# Information given
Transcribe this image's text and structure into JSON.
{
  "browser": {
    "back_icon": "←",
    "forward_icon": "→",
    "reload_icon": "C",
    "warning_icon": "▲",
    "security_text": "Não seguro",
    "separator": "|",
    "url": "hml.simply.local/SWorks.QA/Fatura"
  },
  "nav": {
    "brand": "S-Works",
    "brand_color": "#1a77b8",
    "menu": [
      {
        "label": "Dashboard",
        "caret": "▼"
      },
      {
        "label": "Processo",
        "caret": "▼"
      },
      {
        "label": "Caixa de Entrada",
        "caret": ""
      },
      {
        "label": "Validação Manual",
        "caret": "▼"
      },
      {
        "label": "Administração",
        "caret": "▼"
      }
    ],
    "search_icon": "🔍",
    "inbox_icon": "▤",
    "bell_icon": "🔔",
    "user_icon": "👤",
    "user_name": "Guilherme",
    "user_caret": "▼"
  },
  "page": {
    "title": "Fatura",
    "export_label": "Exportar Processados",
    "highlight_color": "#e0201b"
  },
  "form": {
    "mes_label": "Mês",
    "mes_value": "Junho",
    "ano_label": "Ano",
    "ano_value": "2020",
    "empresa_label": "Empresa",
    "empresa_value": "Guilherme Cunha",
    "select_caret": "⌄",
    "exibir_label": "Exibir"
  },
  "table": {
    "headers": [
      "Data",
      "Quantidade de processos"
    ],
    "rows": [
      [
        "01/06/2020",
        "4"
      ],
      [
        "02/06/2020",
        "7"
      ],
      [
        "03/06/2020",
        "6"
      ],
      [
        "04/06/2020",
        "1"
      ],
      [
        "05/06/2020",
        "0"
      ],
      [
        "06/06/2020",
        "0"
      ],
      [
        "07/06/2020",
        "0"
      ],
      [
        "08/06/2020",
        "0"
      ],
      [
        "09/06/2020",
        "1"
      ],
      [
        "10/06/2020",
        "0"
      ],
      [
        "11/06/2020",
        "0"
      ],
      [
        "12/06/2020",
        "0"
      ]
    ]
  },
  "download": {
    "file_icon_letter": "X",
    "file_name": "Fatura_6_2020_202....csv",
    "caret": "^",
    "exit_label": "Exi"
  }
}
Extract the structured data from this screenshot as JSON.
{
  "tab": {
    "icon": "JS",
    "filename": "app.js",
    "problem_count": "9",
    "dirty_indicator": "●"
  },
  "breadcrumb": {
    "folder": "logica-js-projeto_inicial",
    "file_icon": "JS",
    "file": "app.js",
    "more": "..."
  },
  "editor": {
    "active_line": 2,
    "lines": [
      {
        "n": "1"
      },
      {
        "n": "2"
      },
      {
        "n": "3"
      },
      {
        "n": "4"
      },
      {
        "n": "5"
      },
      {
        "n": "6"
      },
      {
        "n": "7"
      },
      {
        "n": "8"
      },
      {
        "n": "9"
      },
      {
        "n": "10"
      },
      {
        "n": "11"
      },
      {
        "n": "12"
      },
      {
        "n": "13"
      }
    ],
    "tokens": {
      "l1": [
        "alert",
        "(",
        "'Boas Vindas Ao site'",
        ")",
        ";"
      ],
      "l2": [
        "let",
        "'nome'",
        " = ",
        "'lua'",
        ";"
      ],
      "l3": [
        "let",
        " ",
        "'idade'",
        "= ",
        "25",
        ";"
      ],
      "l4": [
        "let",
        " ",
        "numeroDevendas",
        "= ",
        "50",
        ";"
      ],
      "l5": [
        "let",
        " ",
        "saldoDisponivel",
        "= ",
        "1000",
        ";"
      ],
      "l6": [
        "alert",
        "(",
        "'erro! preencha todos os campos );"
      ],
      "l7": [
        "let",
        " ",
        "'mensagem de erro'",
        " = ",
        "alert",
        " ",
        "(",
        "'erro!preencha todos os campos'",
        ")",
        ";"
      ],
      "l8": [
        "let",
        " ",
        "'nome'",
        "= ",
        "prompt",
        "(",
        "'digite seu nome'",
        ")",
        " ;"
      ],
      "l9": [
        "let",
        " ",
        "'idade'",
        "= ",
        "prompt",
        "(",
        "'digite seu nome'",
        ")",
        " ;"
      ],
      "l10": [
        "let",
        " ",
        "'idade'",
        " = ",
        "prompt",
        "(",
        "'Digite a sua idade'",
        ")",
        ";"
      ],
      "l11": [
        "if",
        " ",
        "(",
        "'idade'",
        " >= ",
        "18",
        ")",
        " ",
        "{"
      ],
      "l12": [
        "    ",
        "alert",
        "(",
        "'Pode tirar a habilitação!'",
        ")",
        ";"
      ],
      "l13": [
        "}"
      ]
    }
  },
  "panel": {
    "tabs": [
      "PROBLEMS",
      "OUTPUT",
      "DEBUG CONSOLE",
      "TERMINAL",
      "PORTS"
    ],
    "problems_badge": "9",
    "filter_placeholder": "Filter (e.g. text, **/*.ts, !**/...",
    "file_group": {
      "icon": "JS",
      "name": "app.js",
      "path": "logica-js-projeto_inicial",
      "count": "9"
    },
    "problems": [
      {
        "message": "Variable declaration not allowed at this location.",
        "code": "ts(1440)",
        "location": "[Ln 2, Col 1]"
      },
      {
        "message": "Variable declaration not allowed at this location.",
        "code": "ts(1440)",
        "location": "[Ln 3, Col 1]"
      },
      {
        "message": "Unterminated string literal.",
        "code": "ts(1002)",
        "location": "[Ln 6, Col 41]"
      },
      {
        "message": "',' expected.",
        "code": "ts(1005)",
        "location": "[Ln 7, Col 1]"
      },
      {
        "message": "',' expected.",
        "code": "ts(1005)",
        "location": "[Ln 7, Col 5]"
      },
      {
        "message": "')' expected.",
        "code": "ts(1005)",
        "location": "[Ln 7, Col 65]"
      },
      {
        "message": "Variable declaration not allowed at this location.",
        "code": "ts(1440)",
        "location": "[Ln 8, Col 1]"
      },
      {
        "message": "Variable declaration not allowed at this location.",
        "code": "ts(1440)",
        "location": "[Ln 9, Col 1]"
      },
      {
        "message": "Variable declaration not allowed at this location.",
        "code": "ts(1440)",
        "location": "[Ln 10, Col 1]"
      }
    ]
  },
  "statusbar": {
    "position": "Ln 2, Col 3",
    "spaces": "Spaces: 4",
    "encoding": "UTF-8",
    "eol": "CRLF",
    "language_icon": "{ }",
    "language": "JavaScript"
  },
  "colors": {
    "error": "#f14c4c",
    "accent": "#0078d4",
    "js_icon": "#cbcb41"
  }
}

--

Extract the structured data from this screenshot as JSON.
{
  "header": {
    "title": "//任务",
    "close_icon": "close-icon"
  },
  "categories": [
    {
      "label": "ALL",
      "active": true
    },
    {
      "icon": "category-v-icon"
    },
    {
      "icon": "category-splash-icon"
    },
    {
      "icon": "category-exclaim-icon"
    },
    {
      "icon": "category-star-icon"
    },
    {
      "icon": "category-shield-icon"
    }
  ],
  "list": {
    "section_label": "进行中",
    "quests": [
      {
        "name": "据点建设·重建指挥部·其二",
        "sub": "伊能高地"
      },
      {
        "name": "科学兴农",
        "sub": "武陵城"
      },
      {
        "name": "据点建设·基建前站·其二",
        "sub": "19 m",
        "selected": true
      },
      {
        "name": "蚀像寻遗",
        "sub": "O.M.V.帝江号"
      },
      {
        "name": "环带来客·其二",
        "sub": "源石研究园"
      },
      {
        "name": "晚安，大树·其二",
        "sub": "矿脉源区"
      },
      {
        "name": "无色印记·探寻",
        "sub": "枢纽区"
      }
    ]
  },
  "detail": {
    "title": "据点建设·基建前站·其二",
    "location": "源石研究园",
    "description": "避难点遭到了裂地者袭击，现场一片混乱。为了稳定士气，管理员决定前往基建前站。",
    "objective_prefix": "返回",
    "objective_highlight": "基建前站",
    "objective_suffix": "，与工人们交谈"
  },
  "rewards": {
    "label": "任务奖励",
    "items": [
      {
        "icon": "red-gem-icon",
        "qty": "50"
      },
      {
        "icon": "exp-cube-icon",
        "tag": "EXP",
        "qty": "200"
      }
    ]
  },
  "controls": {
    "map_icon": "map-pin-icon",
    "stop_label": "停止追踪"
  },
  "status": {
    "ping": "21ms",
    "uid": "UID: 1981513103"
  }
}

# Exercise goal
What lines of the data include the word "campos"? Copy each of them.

# The completed task
        "'erro! preencha todos os campos );"
        "'erro!preencha todos os campos'",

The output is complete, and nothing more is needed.